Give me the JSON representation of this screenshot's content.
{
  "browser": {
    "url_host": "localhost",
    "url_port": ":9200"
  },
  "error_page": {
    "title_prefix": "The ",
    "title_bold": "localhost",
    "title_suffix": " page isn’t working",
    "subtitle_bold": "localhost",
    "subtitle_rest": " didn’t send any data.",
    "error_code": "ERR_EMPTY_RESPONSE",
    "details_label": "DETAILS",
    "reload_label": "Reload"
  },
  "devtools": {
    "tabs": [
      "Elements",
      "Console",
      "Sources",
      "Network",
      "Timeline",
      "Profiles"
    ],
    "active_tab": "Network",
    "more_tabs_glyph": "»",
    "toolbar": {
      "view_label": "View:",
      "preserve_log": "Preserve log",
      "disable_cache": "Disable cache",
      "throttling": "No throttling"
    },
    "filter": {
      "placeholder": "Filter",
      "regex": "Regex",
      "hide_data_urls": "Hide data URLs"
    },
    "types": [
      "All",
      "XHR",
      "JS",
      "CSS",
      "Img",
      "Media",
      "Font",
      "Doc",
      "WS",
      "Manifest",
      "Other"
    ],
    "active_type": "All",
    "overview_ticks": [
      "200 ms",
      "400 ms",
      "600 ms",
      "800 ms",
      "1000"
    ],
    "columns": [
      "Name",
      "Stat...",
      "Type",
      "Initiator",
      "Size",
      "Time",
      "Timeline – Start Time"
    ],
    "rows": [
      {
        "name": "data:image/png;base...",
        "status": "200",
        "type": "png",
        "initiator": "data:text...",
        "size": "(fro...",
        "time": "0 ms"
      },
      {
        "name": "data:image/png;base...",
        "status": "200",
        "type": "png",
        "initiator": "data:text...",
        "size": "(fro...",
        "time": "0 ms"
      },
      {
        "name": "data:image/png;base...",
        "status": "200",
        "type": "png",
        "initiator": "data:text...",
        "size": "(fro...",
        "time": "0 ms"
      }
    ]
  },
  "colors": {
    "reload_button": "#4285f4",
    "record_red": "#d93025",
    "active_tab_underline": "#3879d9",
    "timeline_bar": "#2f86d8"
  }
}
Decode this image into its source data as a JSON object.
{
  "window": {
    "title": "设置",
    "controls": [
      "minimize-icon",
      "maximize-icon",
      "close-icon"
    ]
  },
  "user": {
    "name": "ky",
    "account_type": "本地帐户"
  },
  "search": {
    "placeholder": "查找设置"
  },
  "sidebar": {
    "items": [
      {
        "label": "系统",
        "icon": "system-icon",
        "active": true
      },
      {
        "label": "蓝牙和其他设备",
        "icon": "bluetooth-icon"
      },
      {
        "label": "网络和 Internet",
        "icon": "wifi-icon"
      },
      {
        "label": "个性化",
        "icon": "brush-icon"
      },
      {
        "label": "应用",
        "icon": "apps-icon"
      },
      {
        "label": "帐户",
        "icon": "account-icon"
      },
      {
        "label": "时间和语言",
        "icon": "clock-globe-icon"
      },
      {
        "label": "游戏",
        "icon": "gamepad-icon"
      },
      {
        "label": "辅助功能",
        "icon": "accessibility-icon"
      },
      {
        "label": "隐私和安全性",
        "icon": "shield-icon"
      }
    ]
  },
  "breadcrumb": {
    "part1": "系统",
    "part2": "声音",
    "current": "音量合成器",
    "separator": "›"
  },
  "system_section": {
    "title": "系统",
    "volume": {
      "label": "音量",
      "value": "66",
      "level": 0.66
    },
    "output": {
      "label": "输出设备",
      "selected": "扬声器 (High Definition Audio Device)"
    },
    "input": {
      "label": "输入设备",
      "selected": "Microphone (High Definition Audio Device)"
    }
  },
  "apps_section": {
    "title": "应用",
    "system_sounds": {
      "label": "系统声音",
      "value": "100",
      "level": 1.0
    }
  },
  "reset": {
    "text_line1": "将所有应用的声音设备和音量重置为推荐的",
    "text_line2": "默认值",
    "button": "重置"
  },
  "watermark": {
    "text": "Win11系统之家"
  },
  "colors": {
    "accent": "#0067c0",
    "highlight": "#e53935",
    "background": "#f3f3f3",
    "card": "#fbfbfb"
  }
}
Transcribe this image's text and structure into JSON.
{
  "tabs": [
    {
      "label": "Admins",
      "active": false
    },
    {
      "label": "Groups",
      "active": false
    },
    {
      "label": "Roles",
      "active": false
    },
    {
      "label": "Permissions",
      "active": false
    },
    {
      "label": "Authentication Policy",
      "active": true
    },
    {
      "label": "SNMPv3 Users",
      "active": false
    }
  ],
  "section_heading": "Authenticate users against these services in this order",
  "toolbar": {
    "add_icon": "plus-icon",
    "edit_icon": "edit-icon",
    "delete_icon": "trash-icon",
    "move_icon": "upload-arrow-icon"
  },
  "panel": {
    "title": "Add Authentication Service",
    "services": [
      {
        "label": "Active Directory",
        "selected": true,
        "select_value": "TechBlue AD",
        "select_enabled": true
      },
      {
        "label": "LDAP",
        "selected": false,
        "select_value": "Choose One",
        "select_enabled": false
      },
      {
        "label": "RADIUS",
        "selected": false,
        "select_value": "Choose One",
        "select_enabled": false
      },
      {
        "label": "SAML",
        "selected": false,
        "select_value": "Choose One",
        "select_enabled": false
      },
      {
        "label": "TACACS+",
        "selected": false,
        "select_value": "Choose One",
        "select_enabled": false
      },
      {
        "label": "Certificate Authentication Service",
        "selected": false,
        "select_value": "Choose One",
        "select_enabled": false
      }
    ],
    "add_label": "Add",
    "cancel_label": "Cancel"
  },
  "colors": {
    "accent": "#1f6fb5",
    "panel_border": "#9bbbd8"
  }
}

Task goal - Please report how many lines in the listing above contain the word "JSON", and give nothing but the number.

Written response - 3